Your story is both amazing and exciting. I find these stories of ’67 Beetles and their owners very intriguing. There are some very amazing situations that bring together people and cars and your story certainly bears evidence of that!

I gather from your latest reports that you are plenty satisfied with the way your car looks and how it performs. What influenced you to begin to show your Beetle?

My friend Tom, in Traverse City, MI, originally proposed the idea to start doing car shows last year. He has an ‘83 Olds Cutlas/Hurst 15th Anniversary Edition that he purchased new. It is immaculate and he has been showing it for years. I knew that my Beetle was not near to the standard of Tom’s car but we decided to give it a go anyway. I learned from a VW Festival that VW people, including me, are very forgiving and rather just appreciate these iconic cars as-is, bringing back fond memories.

I understand that there were prizes for winning cars at this first show? What were the criteria for winning?

Most of the shows in Michigan have several classes of competition. Chairman’s Choice, Best of Show, Top 20 or Peoples’ Choice, etc. Votes are cast by club members, judges, participants and/or spectators–or all the above. One never knows what may strike the fancy of the voters on any given day. I do believe from observation “criteria for winning” is grounded on the display you present to the viewers and their experience. Although every participant has great pride and passion for his vehicle, it’s the nostalgia which spectators remember about these cars that wins the day.

Given that your geographic location isn’t set for early spring-time weather, didn’t you find it a bit intimidating to enter your car in that first show? I know that many vintage car owners won’t take their cars out of the garage if the weather is not fully cooperative.

Yes, Tom and I did talk about the rain and cold we would experience during the first show (May 1st) and the “what if” plan. I never had driven my Beetle in the “driving rain” before this show and I was paranoid with regard to my electrical system. You are “spot on” with regard to weather and participant turnout. The usual 100 plus cars was down to 30 due to the weather. In any case, we had a great time and look forward to the 81st National Trout Festival Car show in 2017!

What did you learn from the first show that helped you as you prepared for the second one?

Advanced Vintage Volkswagen – Atlanta, GA

856821_380234758750925_1877074071_o-2As some of you probably know by now, we relocated back to our hometown of Atlanta, GA after a long cross-country adventure. Recently, I had a generator, fan issue with my ’67 Beetle. (Jay Salser is working on an article that goes a bit more in-depth on the issue and resolution)

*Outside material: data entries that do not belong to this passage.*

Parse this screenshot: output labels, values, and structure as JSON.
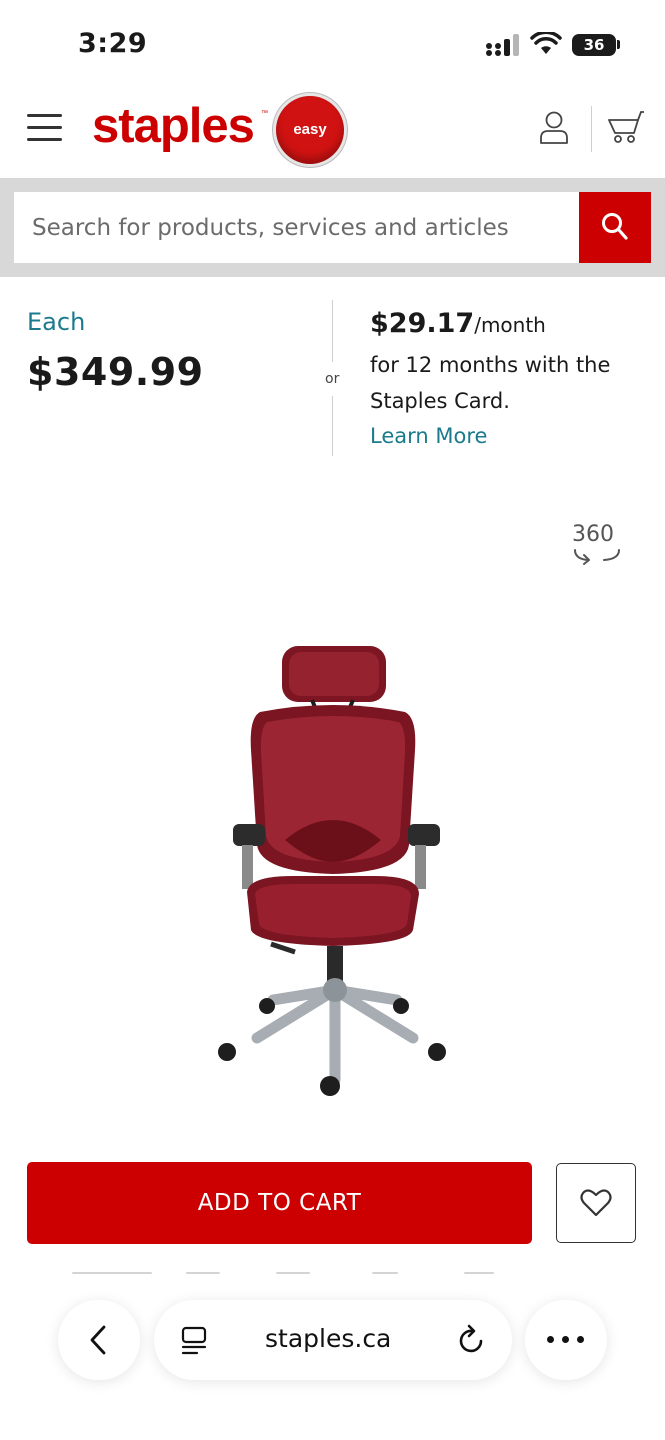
{
  "status_bar": {
    "time": "3:29",
    "battery_level": "36",
    "icons": [
      "cellular-signal-icon",
      "wifi-icon",
      "battery-icon"
    ]
  },
  "header": {
    "logo_text": "staples",
    "logo_tm": "™",
    "easy_button_label": "easy",
    "icons": [
      "menu-icon",
      "account-icon",
      "cart-icon"
    ],
    "brand_color": "#cc0000"
  },
  "search": {
    "placeholder": "Search for products, services and articles",
    "value": "",
    "icon": "search-icon"
  },
  "pricing": {
    "each_label": "Each",
    "price": "$349.99",
    "or_label": "or",
    "monthly_price": "$29.17",
    "monthly_unit": "/month",
    "financing_line1": "for 12 months with the",
    "financing_line2": "Staples Card.",
    "learn_more": "Learn More",
    "accent_color": "#1b7b8c"
  },
  "product_viewer": {
    "view_360_label": "360",
    "image_alt": "Red mesh office chair with headrest"
  },
  "actions": {
    "add_to_cart_label": "ADD TO CART",
    "wishlist_icon": "heart-icon"
  },
  "browser": {
    "url": "staples.ca",
    "icons": [
      "back-icon",
      "tabs-icon",
      "reload-icon",
      "more-icon"
    ]
  }
}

Being that I work, run a business and have small children, I don’t always have time to do the work myself, as much as I truly love and enjoy.

The vintage VW business landscape here in Atlanta, GA has a changed drastically. I really did get spoiled by the West Coast. As it turns out, the old places I had come to depend on long ago had long since closed up. I event extended my search to non VW shops. It went a little something like this.

Eric: “Hello. Do you work on old VWs?”
Shop: “No.” Click.

Eric: “Hello. Do you by chance still work on old VWs?”
Shop: You can’t get parts for those, no we don’t.”

Eric: “Hello. Do you ever tinker with old VWs?”
Shop: “Whatcha got a dune buggy? No, we don’t.”

As you can see, it wasn’t looking good. Even Advanced VW off College Ave seemed to have closed up; or did it?… After some searching, I was able to get in contact with Bobby who’s the owner. Apparently, the City of Decatur made him move so they can “clean up” the area.

Luckily, he’s still in business and probably the last vintage VW shop standing. He’s over in Tucker, GA now and going strong. Bobby’s not really one for attention, but I can tell you with all honestly that he’s the best guy for your vintage VW. I can’t tell you how happy I am that he’s still working on these old cars. Here’s his info.

Advanced VW
1878 Forge St
Tucker, GA 30084
(770) 938-4499

Now for some photos of his shop. If you look closely, you’ll see my ’67 with some of his other old friends.